The Discovery of Jeanne Baret, Feldman realized Baret’s story was a lot more complicated than initially appeared.“We don’t have anything that exists from her, we don’t actually know what her experience was or what her motivations were, or how she identified.

A lot of different relationships to gender, a lot of different reasons for the choices that she made, are possible.
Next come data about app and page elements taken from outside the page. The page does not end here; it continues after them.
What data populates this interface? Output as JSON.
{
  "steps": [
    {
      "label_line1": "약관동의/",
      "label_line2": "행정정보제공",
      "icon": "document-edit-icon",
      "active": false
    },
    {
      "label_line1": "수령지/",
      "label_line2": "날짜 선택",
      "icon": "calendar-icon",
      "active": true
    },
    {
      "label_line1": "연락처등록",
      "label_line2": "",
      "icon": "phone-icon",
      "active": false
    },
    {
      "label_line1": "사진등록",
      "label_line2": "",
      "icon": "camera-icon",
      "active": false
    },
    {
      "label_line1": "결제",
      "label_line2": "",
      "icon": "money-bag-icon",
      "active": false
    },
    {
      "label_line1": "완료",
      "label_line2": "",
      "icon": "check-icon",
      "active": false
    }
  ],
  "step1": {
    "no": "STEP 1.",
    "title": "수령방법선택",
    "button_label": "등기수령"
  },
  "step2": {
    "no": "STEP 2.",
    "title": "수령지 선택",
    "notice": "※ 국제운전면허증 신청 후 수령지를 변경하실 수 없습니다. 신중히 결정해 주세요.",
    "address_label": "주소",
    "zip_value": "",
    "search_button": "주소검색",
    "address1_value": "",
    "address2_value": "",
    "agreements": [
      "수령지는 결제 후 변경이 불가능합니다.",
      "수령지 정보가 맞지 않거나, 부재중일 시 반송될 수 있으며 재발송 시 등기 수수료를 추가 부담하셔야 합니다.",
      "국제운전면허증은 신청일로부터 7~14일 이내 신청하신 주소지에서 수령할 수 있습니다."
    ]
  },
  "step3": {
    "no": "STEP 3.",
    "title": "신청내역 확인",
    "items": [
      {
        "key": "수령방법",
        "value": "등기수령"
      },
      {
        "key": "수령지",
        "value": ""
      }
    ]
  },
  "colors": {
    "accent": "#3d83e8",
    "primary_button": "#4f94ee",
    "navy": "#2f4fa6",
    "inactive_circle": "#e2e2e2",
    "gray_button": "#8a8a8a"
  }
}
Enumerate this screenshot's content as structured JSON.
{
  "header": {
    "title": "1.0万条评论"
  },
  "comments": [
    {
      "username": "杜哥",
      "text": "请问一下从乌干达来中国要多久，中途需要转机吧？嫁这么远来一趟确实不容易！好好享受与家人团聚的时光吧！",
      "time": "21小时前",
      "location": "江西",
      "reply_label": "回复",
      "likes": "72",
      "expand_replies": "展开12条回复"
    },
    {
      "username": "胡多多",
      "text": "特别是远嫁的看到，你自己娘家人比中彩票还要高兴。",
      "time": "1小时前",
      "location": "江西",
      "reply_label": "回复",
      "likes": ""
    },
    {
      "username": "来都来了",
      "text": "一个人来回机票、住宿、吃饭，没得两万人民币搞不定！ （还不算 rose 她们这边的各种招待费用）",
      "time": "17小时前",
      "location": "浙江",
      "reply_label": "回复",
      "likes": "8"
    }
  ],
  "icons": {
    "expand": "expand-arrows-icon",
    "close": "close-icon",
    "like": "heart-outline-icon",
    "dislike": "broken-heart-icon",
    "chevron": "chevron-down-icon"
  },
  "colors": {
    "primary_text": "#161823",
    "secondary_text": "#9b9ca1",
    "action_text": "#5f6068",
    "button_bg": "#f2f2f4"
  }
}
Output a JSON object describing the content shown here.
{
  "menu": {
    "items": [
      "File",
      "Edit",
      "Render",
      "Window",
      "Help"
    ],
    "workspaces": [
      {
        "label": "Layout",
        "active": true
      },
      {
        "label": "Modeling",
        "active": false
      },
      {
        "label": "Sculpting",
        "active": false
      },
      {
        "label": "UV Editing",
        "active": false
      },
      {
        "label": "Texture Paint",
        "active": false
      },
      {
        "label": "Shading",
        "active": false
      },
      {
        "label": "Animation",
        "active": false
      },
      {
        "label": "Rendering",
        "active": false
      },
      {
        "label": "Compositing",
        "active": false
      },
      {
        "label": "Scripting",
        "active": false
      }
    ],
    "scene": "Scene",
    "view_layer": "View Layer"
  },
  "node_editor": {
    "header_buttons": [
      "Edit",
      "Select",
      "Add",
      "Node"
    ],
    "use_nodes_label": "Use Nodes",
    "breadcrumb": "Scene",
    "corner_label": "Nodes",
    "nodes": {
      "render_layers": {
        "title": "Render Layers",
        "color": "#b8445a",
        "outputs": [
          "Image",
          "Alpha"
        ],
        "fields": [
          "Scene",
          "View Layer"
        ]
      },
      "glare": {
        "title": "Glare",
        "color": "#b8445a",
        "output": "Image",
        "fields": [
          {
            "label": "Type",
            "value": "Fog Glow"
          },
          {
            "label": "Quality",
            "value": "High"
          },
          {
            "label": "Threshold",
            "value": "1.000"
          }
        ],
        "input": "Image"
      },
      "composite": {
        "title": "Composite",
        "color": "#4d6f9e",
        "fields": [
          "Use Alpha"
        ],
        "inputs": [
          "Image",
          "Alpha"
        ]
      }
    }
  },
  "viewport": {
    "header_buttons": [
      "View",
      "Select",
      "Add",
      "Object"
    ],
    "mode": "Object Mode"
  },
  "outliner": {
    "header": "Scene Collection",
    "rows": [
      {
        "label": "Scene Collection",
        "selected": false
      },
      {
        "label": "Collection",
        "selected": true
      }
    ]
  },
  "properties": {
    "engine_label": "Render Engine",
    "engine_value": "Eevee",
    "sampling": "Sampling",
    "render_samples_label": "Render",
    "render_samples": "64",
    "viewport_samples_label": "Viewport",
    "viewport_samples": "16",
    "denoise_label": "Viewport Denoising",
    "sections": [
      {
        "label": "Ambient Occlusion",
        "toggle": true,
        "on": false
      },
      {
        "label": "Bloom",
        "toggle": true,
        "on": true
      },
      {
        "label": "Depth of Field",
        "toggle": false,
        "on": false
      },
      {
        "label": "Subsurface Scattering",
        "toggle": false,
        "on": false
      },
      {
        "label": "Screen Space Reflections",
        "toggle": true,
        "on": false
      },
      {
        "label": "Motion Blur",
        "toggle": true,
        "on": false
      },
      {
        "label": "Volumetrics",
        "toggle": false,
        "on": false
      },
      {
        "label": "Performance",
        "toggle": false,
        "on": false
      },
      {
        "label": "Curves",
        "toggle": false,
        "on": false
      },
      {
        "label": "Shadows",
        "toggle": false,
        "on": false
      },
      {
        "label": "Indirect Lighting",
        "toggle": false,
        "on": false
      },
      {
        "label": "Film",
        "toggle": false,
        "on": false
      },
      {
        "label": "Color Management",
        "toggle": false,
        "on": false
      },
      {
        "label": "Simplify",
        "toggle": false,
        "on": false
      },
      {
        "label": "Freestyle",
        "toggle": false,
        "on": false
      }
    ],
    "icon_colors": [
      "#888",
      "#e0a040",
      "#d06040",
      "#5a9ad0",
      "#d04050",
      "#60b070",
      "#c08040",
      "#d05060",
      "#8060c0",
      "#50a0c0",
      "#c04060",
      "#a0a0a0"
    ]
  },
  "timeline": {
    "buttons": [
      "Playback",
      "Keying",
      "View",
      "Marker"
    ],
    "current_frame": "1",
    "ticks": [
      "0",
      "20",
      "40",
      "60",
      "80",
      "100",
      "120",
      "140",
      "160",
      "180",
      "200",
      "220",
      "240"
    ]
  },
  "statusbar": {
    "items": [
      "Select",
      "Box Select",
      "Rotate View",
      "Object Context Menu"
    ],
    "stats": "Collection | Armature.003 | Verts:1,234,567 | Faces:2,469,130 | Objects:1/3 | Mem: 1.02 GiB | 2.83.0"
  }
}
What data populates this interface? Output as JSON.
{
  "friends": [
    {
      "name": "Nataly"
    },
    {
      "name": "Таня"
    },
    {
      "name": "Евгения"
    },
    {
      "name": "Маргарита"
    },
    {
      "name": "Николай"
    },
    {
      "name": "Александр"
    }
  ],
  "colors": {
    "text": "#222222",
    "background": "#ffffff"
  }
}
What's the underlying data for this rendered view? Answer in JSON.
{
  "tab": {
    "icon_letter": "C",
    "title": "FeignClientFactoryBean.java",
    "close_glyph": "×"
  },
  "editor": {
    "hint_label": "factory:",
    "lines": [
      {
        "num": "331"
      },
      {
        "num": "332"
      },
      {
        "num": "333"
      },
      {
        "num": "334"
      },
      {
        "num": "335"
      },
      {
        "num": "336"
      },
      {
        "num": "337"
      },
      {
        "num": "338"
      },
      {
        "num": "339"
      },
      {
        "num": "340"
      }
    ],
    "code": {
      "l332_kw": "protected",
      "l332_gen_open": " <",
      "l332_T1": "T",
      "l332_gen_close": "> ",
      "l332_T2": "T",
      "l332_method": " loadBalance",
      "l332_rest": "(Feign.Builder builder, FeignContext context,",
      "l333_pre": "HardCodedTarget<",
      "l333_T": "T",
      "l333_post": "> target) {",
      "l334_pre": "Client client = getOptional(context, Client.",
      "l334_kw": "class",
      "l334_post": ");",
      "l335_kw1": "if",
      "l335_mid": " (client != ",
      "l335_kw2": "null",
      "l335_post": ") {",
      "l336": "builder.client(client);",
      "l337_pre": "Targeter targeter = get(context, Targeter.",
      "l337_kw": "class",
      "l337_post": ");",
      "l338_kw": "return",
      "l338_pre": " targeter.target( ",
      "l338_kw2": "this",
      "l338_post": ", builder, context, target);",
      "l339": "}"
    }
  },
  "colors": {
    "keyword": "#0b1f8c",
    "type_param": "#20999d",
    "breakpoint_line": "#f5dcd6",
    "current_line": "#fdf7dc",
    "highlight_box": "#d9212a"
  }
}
But we only have four records that have survived history, from four men who knew her — [and they] contradict each other.”That made the challenge of how to write about Baret that much more interesting to Feldman. “As a playwright, I feel a hunger for trying to figure out how to connect to and unearth the buried stories of our marginalized ancestors, anyone whose story has been snuffed out,” she says, adding that, more often than not, we’re talking “women, queers, nonwhite anybodys.”“The fact that her voice and her perspective and her identity are missing, ‘How could I tell a story about this person?’”The answer can be found in Thrive, Or What You Will, a finalist this year for the Lambda Literary Prize for LGBTQ Drama and the winner in 2020 of the Shakespeare’s New Contemporaries project of the American Shakespeare Center, located in Virginia’s beautiful Shenandoah Valley, which is currently presenting the world premiere production of the show in rep with Shakespeare’s Twelfth Night.Both productions feature the same six-person cast with a lot of intentional overlap.